BEGIN Given data

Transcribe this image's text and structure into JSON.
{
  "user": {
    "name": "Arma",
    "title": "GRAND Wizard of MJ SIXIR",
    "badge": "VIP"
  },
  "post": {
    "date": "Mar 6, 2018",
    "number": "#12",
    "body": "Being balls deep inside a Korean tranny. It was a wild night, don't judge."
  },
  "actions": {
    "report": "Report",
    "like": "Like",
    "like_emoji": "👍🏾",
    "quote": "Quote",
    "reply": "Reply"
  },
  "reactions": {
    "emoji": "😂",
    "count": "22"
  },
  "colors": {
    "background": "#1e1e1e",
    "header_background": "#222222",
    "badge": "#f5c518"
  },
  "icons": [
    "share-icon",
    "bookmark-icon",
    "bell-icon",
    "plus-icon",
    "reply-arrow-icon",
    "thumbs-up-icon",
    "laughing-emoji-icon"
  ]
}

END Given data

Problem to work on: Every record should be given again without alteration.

Result for this exercise:
Transcribe this image's text and structure into JSON.
{
  "user": {
    "name": "Arma",
    "title": "GRAND Wizard of MJ SIXIR",
    "badge": "VIP"
  },
  "post": {
    "date": "Mar 6, 2018",
    "number": "#12",
    "body": "Being balls deep inside a Korean tranny. It was a wild night, don't judge."
  },
  "actions": {
    "report": "Report",
    "like": "Like",
    "like_emoji": "👍🏾",
    "quote": "Quote",
    "reply": "Reply"
  },
  "reactions": {
    "emoji": "😂",
    "count": "22"
  },
  "colors": {
    "background": "#1e1e1e",
    "header_background": "#222222",
    "badge": "#f5c518"
  },
  "icons": [
    "share-icon",
    "bookmark-icon",
    "bell-icon",
    "plus-icon",
    "reply-arrow-icon",
    "thumbs-up-icon",
    "laughing-emoji-icon"
  ]
}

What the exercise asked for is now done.